State Leaders Must Act on Gun Violence
2016 is shaping up to be a landmark year for the gun-violence-prevention movement. The year opened with President Obama's radio address announcing his plan to focus on America's gun-violence epidemic in the remaining year of his presidency. Days later, on January 4, flanked by survivors of gun violence from communities across the country, the president once again addressed the nation in a moving speech lamenting the polarized and gridlocked state of the gun-policy debate.
In that second address, President Obama called upon all Americans to stand up to the powerful gun lobby and take action to enact commonsense policies to prevent some of the country's annual 33,000 gun deaths. He also unveiled a series of executive actions that, while modest in the context of all that needs to be done to strengthen our nation's gun laws, present a thoughtful approach to addressing many aspects of gun violence.
Notably, the president announced new guidance explaining that all commercially oriented, profit-driven sellers of guns are required to obtain a gun dealer's license from the Bureau of Alcohol, Tobacco, Firearms and Explosives (ATF). This guidance provides much-needed clarity to gun sellers and law enforcement, and it will help ensure that all commercial sellers are subject to ATF oversight and required to conduct background checks for all gun sales. While the guidance does not fully close the loophole in federal law that allows private individuals to sell guns without a background check, it is a meaningful step forward in reducing the number of such sales.
President Obama also outlined a number of actions aimed at improving the operation of the background-check system, strengthening enforcement of existing gun laws, encouraging innovation in smart-gun technology, and adding resources to improve access to mental-health care.

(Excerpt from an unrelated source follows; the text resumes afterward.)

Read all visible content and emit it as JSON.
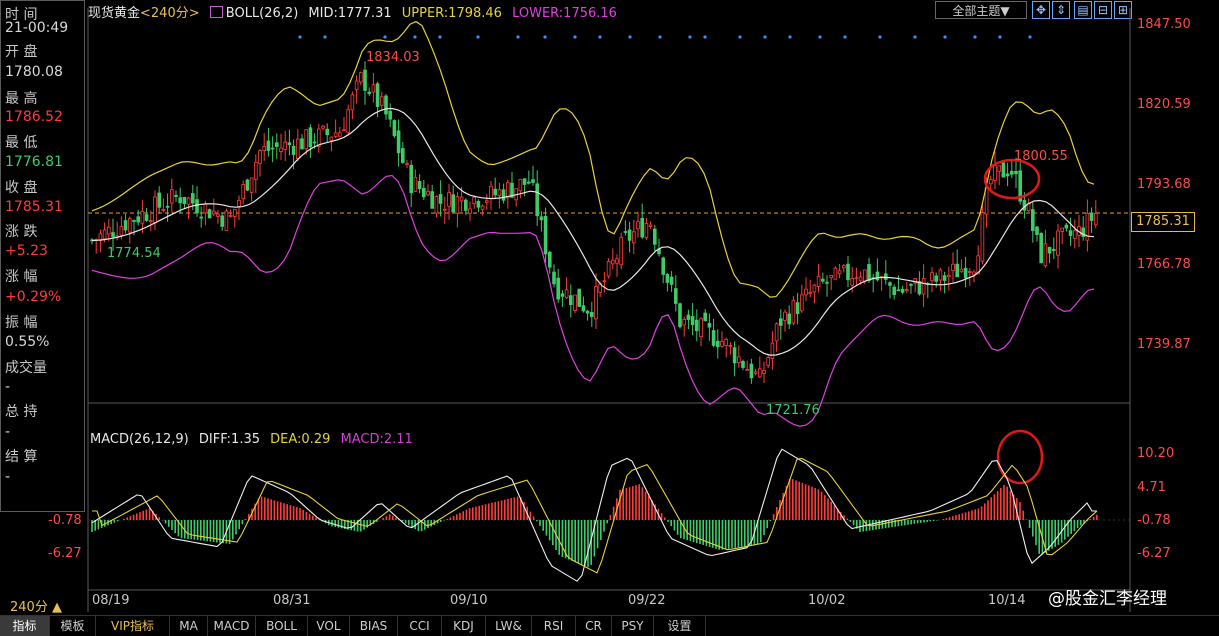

Given the absolute inaction on this issue in Congress, the president's use of executive authority to address gun violence should come as no surprise. Not only has Congress failed to pass a bill to require background checks for all gun sales, or even enact legislation that would strengthen current law to prevent dating-partner abusers and stalkers from having easy access to guns — both bills that, notably, have the support of a vast majority of Americans — but Congress failed even to remove a harmful budget rider that effectively prevents the Centers for Disease Control from conducting basic research into gun deaths.
Fortunately, in the absence of congressional action at the federal level, state leaders have many opportunities to follow President Obama's example and act to implement smart policies to prevent gun deaths and improve the enforcement of current gun laws. In fact, there has already been significant progress in strengthening gun laws at the state level.
There are now 18 states that have acted to close the private-sales loophole and require background checks for all gun sales. State legislatures across the country — in both red and blue states — have acted to ensure that domestic abusers do not have easy access to guns. And while efforts persist in many states to weaken gun laws — e.g., by eliminating permit requirements for gun carrying, or by allowing guns to be carried in more locations, including churches, college campuses, and daycare centers — these efforts now face strong opposition from a well-organized gun-violence-prevention movement.
But state leaders can and should do more. In addition to pushing for new legislation, state leaders must find opportunities to take non-legislative action to better protect their citizens from gun violence.
In December, with two of my colleagues at the Center for American Progress, I released a report that offers 28 ideas for executive action that state and local leaders — including governors, attorneys general, mayors, and leaders in law enforcement and public health — can take to address many aspects of gun violence. The ideas included in the report provide suggestions for how to strengthen background checks, target enforcement against illegal gun traffickers, improve data collection and analysis, increase community engagement to prevent gun violence, and enhance regulation of the gun industry. While every state has different laws and unique challenges with respect to gun violence, the ideas offered in this report present wide-ranging options for state and local leaders that can be tailored to individual states and communities.
A number of state leaders have already taken strong steps to use their executive authority to address gun violence, including Gov. Terry McAuliffe and Attorney General Mark Herring in Virginia, Gov. Dannel Malloy in Connecticut, Gov. Jay Inslee in Washington, and Gov. Andrew Cuomo in New York.
To be truly effective at reducing the staggering number of gun deaths in this country, we need a comprehensive approach that includes action at the federal, state, and local levels and that includes both legislative change and executive action. The president's actions are a significant step forward and a welcome opening to a year that has the promise of being a turning point in the movement to prevent gun violence.
Now, state and local leaders must rise to the president's challenge. They must respond to the crisis of gun violence in a manner that makes our communities safer and honors the epidemic's hundreds of thousands of victims and survivors.
Chelsea Parsons is the vice president of guns and crime policy at the Center for American Progress.